much of the true beauty of the human voice inevitably departs with the
youth of its owner. Still style in singing is not noticeably affected
by age and an artist who possesses or who has acquired this quality
very often can afford to make lewd gestures at Father Time. If good
singing depended upon a full and sensuous tone, such artists as
Ronconi, Victor Maurel, Max Heinrich, Ludwig Wullner, and Maurice
Renaud would never have had any careers at all. It is obvious that any
true estimate of their contribution to the lyric stage would put the
chief emphasis on style, and this is usually the explanation for
extended success on the opera or concert stage, although occasionally
an extraordinary and exceptional singer may continue to give pleasure
to her auditors, despite the fact that she has left middle age behind
her, by the mere lovely quality of the tone she produces.

In the history of opera there may be found the names of many singers
who have maintained their popularity and, indeed, a good deal of their
art, long past fifty, and there is recorded at least one instance in
which a singer, after a long absence from the theatre, returned to the
scene of her earlier triumphs with her powers unimpaired, even
augmented. I refer, of course, to Henrietta Sontag, born in 1805, who
retired from the stage of the King’s Theatre in London in 1830 in her
twenty-fifth year and who returned twenty years later in 1849. She
had, in the meantime, become the Countess Rossi, but although she had
abandoned the stage her reappearance proved that she had not remained
idle during her period of retirement. For she was one of those artists
in whom early “inspiration” counted for little and “method” for much.
She was, indeed, a mistress of style. She came back to the public in
Linda di Chaminoux and H. F. Chorley (“Thirty Years’ Musical
Recollections”) tells us that “all went wondrously well. No magic
could restore to her voice an upper note or two which Time had taken;
but the skill, grace, and precision with which she turned to account
every atom of power she still possessed,–the incomparable steadiness

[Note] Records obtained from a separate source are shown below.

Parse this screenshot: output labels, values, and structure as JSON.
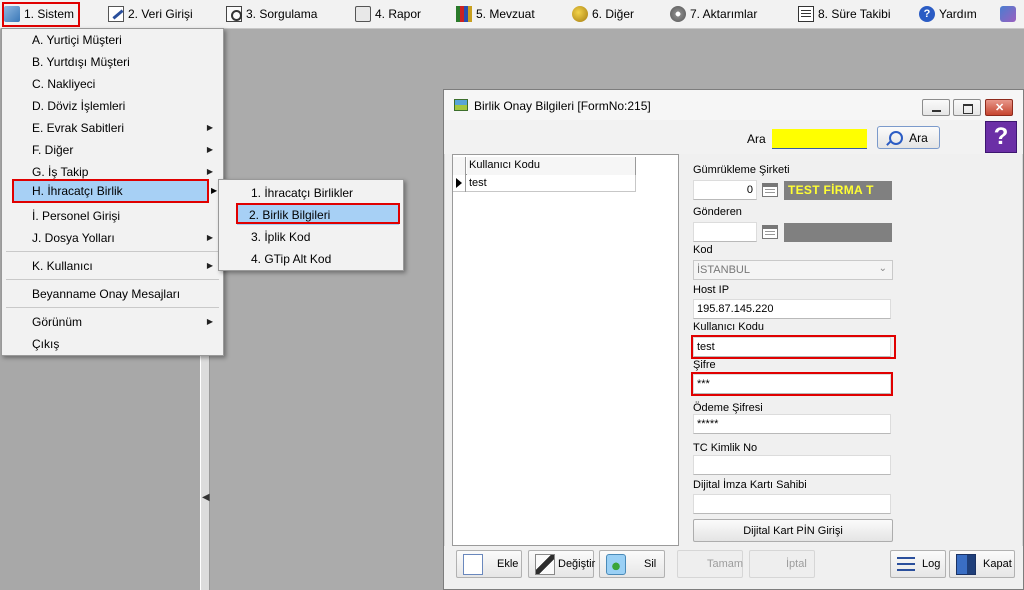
{
  "menubar": {
    "items": [
      {
        "label": "1.  Sistem",
        "icon": "system-icon"
      },
      {
        "label": "2.  Veri Girişi",
        "icon": "data-entry-icon"
      },
      {
        "label": "3.  Sorgulama",
        "icon": "query-icon"
      },
      {
        "label": "4.  Rapor",
        "icon": "printer-icon"
      },
      {
        "label": "5.  Mevzuat",
        "icon": "books-icon"
      },
      {
        "label": "6.  Diğer",
        "icon": "coins-icon"
      },
      {
        "label": "7.  Aktarımlar",
        "icon": "disc-icon"
      },
      {
        "label": "8. Süre Takibi",
        "icon": "schedule-icon"
      },
      {
        "label": "Yardım",
        "icon": "help-icon"
      }
    ]
  },
  "sistem_menu": {
    "items": [
      {
        "label": "A.  Yurtiçi Müşteri"
      },
      {
        "label": "B.  Yurtdışı Müşteri"
      },
      {
        "label": "C.  Nakliyeci"
      },
      {
        "label": "D.  Döviz İşlemleri"
      },
      {
        "label": "E.  Evrak Sabitleri"
      },
      {
        "label": "F.  Diğer"
      },
      {
        "label": "G.  İş Takip"
      },
      {
        "label": "H.  İhracatçı Birlik"
      },
      {
        "label": "İ.   Personel Girişi"
      },
      {
        "label": "J.  Dosya Yolları"
      },
      {
        "label": "K.  Kullanıcı"
      },
      {
        "label": "Beyanname Onay Mesajları"
      },
      {
        "label": "Görünüm"
      },
      {
        "label": "Çıkış"
      }
    ]
  },
  "birlik_menu": {
    "items": [
      {
        "label": "1.  İhracatçı Birlikler"
      },
      {
        "label": "2.  Birlik Bilgileri"
      },
      {
        "label": "3.  İplik Kod"
      },
      {
        "label": "4.  GTip Alt Kod"
      }
    ]
  },
  "window": {
    "title": "Birlik Onay Bilgileri [FormNo:215]",
    "search": {
      "label": "Ara",
      "value": "",
      "button": "Ara"
    },
    "help_label": "?",
    "grid": {
      "column": "Kullanıcı Kodu",
      "rows": [
        "test"
      ]
    },
    "form": {
      "gumrukleme_label": "Gümrükleme Şirketi",
      "gumrukleme_code": "0",
      "gumrukleme_name": "TEST FİRMA T",
      "gonderen_label": "Gönderen",
      "gonderen_code": "",
      "gonderen_name": "",
      "kod_label": "Kod",
      "kod_value": "İSTANBUL",
      "host_label": "Host IP",
      "host_value": "195.87.145.220",
      "kullanici_label": "Kullanıcı Kodu",
      "kullanici_value": "test",
      "sifre_label": "Şifre",
      "sifre_value": "***",
      "odeme_label": "Ödeme Şifresi",
      "odeme_value": "*****",
      "tc_label": "TC Kimlik No",
      "tc_value": "",
      "imza_label": "Dijital İmza Kartı Sahibi",
      "imza_value": "",
      "pin_button": "Dijital Kart PİN Girişi"
    },
    "toolbar": {
      "ekle": "Ekle",
      "degistir": "Değiştir",
      "sil": "Sil",
      "tamam": "Tamam",
      "iptal": "İptal",
      "log": "Log",
      "kapat": "Kapat"
    }
  },
  "colors": {
    "highlight": "#a7d0f5",
    "annotation": "#e00000",
    "search_field": "#ffff00",
    "firm_text": "#ffff33"
  }
}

with which she wrought out her composer’s intentions–she carried
through the part, from first to last, without the slightest failure,
or sign of weariness–seemed a triumph. She was greeted–as she
deserved to be–as a beloved old friend come home again in the late
sunnier days.